1. We bought equipment from a second-hand business
To start a restaurant, there are many hardware or equipment that you will need - from tables, chairs, ovens, stoves, pots, pans, culinary, to a cash register (I thought about not buying this, but my co-founders convinced me otherwise)!
The cost of purchasing all of these brand new could have easily cost more than $100,000 but we did not had that amount of capital, and hence went around to conducting a lot of research online to purchase the most reliable equipment at the more reasonable cost from different second-hand businesses, vendors and companies. We actually managed to procure an older cash register that has been used by three other businesses, but it worked perfectly well. For tables and chairs, we took a drive down to IKEA where we were able to purchase furniture at reasonable prices and self-assembled most of them with our friends and family. 2. Hire for excellence, not experience
Other than purchasing equipment and hardware, the cost of hiring is one of the biggest cost and barrier to starting a retail business. Having to hire on a shoestring budget, I was not able to look for people for extensive years of experience, instead, I sought to hire for people who were hungry, passionate and eager to learn. I hired for excellence and not experience.
In order to do so, I sought out applicants the traditional way, posting on the classified jobs section for various local newspapers, and managed all my hiring on an excel spreadsheet. I also manually used my phone to text these applicants and call them to coordinate for over 100 back to back in-person interviews in the course of 4 weeks so I could have a good sense of who is good culture fit for the team. I also devised different questions using online forms for initial screening to have a good sense of their availability, personality fit, and skill sets.
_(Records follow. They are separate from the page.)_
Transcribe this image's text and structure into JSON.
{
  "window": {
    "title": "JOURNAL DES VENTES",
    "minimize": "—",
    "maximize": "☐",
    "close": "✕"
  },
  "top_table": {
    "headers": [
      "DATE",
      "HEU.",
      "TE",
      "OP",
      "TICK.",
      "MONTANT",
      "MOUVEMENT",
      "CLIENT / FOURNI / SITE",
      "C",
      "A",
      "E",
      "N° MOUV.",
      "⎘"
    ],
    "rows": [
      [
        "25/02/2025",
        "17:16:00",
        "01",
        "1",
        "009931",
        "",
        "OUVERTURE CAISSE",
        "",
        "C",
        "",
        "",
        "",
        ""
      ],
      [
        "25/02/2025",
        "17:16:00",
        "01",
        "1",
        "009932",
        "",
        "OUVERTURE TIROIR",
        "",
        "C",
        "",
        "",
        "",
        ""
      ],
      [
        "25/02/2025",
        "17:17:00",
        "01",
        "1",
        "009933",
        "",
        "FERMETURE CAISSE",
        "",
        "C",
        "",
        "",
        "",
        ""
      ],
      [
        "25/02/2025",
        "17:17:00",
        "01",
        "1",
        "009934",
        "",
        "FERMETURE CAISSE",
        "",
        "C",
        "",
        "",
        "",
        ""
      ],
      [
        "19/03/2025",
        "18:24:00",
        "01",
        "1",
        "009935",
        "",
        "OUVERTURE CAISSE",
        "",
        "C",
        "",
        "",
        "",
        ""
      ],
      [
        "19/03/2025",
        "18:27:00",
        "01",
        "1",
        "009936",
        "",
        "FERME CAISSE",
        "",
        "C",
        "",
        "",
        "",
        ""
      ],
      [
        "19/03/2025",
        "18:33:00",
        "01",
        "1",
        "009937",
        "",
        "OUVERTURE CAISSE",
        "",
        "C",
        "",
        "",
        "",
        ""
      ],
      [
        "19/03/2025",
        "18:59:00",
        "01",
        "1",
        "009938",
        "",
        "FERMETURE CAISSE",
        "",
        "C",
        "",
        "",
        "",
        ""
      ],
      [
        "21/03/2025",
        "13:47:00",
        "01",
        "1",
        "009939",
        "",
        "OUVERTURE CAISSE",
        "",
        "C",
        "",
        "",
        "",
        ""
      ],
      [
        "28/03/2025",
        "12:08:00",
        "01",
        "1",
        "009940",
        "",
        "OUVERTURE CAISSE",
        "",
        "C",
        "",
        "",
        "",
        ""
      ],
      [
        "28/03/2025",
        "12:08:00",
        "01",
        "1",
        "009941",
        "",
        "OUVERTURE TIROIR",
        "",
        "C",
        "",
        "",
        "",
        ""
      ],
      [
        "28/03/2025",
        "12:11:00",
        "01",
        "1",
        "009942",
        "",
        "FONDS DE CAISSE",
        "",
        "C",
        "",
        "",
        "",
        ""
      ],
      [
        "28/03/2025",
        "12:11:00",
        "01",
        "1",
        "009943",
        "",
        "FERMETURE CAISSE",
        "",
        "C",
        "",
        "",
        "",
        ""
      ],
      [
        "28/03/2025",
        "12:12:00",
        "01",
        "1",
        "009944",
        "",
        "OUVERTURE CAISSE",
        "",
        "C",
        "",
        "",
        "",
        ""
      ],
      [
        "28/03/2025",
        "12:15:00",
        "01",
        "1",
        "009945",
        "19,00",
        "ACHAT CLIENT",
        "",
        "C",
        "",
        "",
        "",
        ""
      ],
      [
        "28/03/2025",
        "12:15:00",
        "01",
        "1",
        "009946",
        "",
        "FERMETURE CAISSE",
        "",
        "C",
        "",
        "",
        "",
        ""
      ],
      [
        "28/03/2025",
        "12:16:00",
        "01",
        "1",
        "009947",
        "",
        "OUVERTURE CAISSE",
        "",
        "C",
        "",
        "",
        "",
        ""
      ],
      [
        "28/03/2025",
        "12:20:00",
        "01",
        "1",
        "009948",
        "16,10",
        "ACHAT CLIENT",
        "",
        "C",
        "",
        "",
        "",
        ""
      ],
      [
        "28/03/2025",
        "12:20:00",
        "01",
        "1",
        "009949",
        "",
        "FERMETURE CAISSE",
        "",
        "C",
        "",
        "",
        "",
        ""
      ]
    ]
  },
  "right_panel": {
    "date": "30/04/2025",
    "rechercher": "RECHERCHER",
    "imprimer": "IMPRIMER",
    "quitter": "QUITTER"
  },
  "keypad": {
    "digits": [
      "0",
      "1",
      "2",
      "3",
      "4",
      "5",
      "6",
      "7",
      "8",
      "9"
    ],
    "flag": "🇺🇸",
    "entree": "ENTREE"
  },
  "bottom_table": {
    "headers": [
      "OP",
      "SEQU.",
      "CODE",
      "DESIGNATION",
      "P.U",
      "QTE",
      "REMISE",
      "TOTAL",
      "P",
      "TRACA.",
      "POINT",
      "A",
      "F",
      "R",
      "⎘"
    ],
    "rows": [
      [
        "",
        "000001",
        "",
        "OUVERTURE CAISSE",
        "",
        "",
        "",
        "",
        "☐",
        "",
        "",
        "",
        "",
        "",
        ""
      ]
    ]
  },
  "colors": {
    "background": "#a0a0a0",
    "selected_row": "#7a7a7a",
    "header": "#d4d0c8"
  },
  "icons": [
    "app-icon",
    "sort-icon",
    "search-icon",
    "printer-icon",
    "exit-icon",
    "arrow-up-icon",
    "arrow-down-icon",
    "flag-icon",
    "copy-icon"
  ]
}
My experiences in hiring hourly workers for my Thai food restaurant was also one of the inspiration for me starting Workstream
today, as I personally witnessed and felt the pain of hiring and onboarding hourly and retail workers. 3. We created a menu which overlapped different ingredients
In order to keep the cost of goods low, we devised a menu that had at least 50% overlap for every single main dish that we were selling, and tried to limit the number of main dishes to less than seven dishes. For example, we would use the same chicken meat for Tom Yum Curry Chicken, Pineapple Fried Rice and Pad Thai, and will also use the same peanuts and vegetables for different dishes as best as we can. We also tried to outsource the drinks and desserts that we sold by procuring them from a vendor that we knew complemented our food well, reducing the amount of overheads, cost and time from preparing the food on our own.